Everybody’s facing Peggy Lee’s existential dilemma this week. That whole McCann buyout gives everybody at SC&P (although specifically for “Severance”- Peggy, Ken, Pete) something truly magnificent, and in all three cases they just shrug and give us the Peggy Lee quote.

Peggy (Olson, not Lee) seems like an obvious starting point. The McCann guys are humongous assholes (a recurring theme) who can’t go a single sentence without spouting off with a boob, panty or bra joke and will never take Peggy or Joan seriously as ad women. This causes a particularly nasty verbal brawl between the two women (with not-so-subtle shades of “you was asking for it because of how you dress”). This causes Peggy to seek validation in the arms of Mathis’s blind date Stevie who’s actually a pretty cool guy (and who’s also Brian from My So-Called Life, aka Devon Gummersall). This causes much drinking and an impromptu Paris vacation. Or it would, anyway, if Peggy could find her damn passport (which obviously is at work- if she’s never taken a vacation “well, ever,” she’s only ever needed it for advertising reasons).
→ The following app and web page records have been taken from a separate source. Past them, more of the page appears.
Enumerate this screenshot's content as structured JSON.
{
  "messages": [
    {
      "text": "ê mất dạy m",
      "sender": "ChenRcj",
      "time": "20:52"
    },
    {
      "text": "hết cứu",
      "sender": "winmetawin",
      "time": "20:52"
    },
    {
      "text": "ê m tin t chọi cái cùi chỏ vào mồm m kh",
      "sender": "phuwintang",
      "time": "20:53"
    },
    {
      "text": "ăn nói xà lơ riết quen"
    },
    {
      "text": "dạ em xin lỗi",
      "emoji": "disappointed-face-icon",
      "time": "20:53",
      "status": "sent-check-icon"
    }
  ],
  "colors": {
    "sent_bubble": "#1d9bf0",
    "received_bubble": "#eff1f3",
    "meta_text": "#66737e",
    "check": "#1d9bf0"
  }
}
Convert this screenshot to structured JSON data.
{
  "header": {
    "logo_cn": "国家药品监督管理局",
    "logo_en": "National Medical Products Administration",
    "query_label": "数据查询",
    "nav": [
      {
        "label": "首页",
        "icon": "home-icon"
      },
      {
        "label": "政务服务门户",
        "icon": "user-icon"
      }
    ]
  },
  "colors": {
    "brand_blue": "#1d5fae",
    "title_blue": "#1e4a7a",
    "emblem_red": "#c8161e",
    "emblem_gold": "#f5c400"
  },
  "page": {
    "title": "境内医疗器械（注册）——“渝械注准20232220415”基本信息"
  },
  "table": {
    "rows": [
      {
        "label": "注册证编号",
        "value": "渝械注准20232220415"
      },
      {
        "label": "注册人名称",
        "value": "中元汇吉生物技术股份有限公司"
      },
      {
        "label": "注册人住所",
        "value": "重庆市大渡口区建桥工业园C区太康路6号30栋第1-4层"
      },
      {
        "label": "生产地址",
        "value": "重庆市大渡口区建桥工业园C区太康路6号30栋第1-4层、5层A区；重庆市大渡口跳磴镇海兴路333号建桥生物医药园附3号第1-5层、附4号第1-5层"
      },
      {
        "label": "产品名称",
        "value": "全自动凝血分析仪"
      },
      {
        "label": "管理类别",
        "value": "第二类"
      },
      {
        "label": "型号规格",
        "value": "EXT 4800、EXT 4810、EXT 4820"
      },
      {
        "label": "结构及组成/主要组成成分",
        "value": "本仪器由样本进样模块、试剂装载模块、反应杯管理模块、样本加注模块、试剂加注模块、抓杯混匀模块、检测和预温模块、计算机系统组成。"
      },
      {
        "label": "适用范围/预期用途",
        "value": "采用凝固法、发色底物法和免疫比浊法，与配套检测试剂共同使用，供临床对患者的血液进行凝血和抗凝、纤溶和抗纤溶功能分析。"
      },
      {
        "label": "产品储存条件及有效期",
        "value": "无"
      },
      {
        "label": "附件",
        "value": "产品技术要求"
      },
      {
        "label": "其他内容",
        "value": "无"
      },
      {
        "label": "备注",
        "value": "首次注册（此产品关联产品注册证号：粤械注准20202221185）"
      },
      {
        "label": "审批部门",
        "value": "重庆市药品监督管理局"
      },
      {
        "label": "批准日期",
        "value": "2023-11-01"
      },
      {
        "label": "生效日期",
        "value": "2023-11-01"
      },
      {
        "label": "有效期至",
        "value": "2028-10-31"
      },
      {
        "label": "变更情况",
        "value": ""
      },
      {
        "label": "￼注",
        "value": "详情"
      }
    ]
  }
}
Peggy, unlike most of the Mad Men stable, is genuinely non-lecherous enough that we’d want her to have a complication-free happy ending. Going to Paris with a random dude (well, not random if you’ve seen My So-Called Life) probably wouldn’t end in true love, but couldn’t Peggy use a little fun? Especially for someone who hasn’t taken a vacation in, “well, ever.” But she aspirins away any thoughts of poor Stevie chooses ad work- the ultimate case of “Is That All There Is?”- over a Paris trip full of moons and stars and robins and sunbeams and all the things Bert was crooning about last year (even if a last-minute plane ticket to Paris is just about the farthest thing from free).
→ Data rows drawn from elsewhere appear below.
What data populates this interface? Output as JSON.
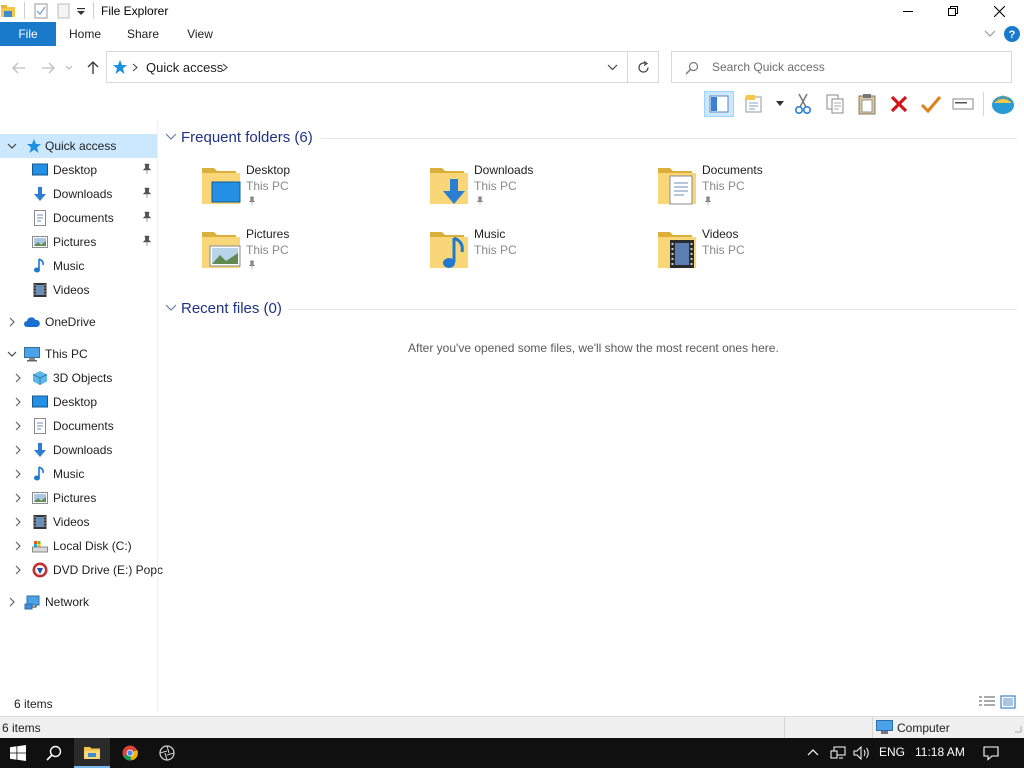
{
  "window": {
    "title": "File Explorer",
    "accent_color": "#1979ca",
    "selected_highlight": "#cce8ff"
  },
  "ribbon": {
    "tabs": [
      "File",
      "Home",
      "Share",
      "View"
    ]
  },
  "address": {
    "location": "Quick access",
    "search_placeholder": "Search Quick access"
  },
  "toolbar": {
    "buttons": [
      "preview-pane",
      "properties",
      "cut",
      "copy",
      "paste",
      "delete",
      "check",
      "rename",
      "web"
    ]
  },
  "navigation": {
    "quick_access": {
      "label": "Quick access",
      "items": [
        {
          "label": "Desktop",
          "icon": "desktop-icon",
          "pinned": true
        },
        {
          "label": "Downloads",
          "icon": "downloads-icon",
          "pinned": true
        },
        {
          "label": "Documents",
          "icon": "documents-icon",
          "pinned": true
        },
        {
          "label": "Pictures",
          "icon": "pictures-icon",
          "pinned": true
        },
        {
          "label": "Music",
          "icon": "music-icon",
          "pinned": false
        },
        {
          "label": "Videos",
          "icon": "videos-icon",
          "pinned": false
        }
      ]
    },
    "onedrive": "OneDrive",
    "this_pc": {
      "label": "This PC",
      "items": [
        {
          "label": "3D Objects",
          "icon": "3d-objects-icon"
        },
        {
          "label": "Desktop",
          "icon": "desktop-icon"
        },
        {
          "label": "Documents",
          "icon": "documents-icon"
        },
        {
          "label": "Downloads",
          "icon": "downloads-icon"
        },
        {
          "label": "Music",
          "icon": "music-icon"
        },
        {
          "label": "Pictures",
          "icon": "pictures-icon"
        },
        {
          "label": "Videos",
          "icon": "videos-icon"
        },
        {
          "label": "Local Disk (C:)",
          "icon": "local-disk-icon"
        },
        {
          "label": "DVD Drive (E:) Popc",
          "icon": "dvd-drive-icon"
        }
      ]
    },
    "network": "Network"
  },
  "content": {
    "frequent_header": "Frequent folders (6)",
    "recent_header": "Recent files (0)",
    "recent_empty": "After you've opened some files, we'll show the most recent ones here.",
    "folders": [
      {
        "name": "Desktop",
        "location": "This PC",
        "pinned": true
      },
      {
        "name": "Downloads",
        "location": "This PC",
        "pinned": true
      },
      {
        "name": "Documents",
        "location": "This PC",
        "pinned": true
      },
      {
        "name": "Pictures",
        "location": "This PC",
        "pinned": true
      },
      {
        "name": "Music",
        "location": "This PC",
        "pinned": false
      },
      {
        "name": "Videos",
        "location": "This PC",
        "pinned": false
      }
    ],
    "item_count": "6 items"
  },
  "statusbar": {
    "count": "6 items",
    "zone": "Computer"
  },
  "taskbar": {
    "language": "ENG",
    "time": "11:18 AM"
  }
}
Similar situation: Ken Cosgrove giving up a life of farming (apparently, Cosgrove likes farming? Really don’t remember that from past seasons), novel writing and having everything in life literally be free because his wife’s money would be paying for it… just to take one last spiteful jab at the SC&P boys who fired him (at the behest of McCann Erickson, clearly a company staffed entirely by spiteful pricks). One the one hand, this gives Cosgrove more narrative push than anybody else so far in Season Seven, Part Two, and that can only be a plus. Cosgrove was absent from almost all of Part One save for a couple of (really incredible) depth perception jokes. If he can get some real attention as a kind of antagonist to Pete, Roger and maybe everyone else depending on his spite levels, I can’t see a single problem with that. Aaron Staton is just as sharp as any other Mad Men performer, despite his limited appearances last year. And the Mad Men writing staff have no problem landing eyepatch jokes- this week, Pete notes that the eyepatched Cosgrove would look incredible on an adventure novel dust jacket. He’s not wrong.
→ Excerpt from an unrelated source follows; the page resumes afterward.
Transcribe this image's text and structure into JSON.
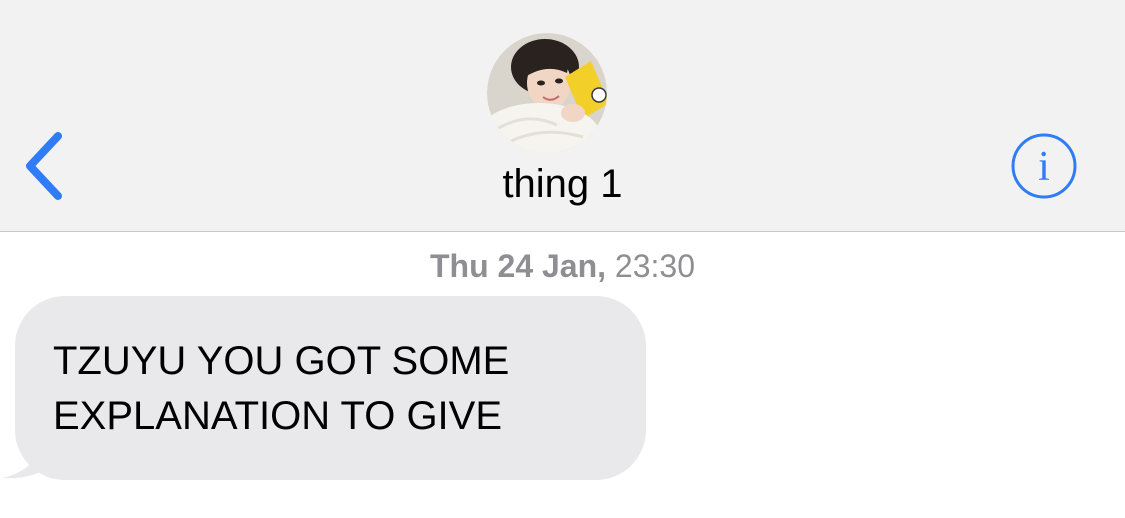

Also, in Cosgrove’s defense, it’s not like “Severance” made retirement seem particularly pleasing. His father-in-law plays golf, seems mildly upset with life and has honed his cooking skills to “can toast a Pop-Tart” levels (Ray Wise’s delivery on “It was very good” is hands down the funniest line in this hour, and also most hours of TV).

Finally, there’s Pete. Easily the least subtle of the “Is That All There Is?” crew, Pete laments that his millions of dollars (his 1970 inflation levels millions of dollars) come in small, tax-evading increments, and that he might have to buy an apartment with them. Woe is Pete.

Really, the one thing I have a hard time tying to “Is That All There Is?” (even Harry Crane, who’s only purpose in “Severance” is to look bloated and get called Mr. Potato Head, is probably thinking those very words) is this whole “End of an Era” thing. That’s the official title for the second half of season seven- so far, it seems to describe the end of Mad Men and also the end of the 1960s (fitting, that “Is That All There Is?” was released in November 1969). There’s got to be more than that, right? This is Mad Men. There’s obviously a deeper meaning in there somewhere, because there’s a deeper meaning to everything from costume choices to hilarious eyepatch yuks. Maybe you’ve found it already, or maybe it’s something to be uncovered in the last six Mad Mens, ever.

Either way, I hoped you all enjoyed this last Mad Men premiere as much as I did. Sad as it is, we’re never getting another one.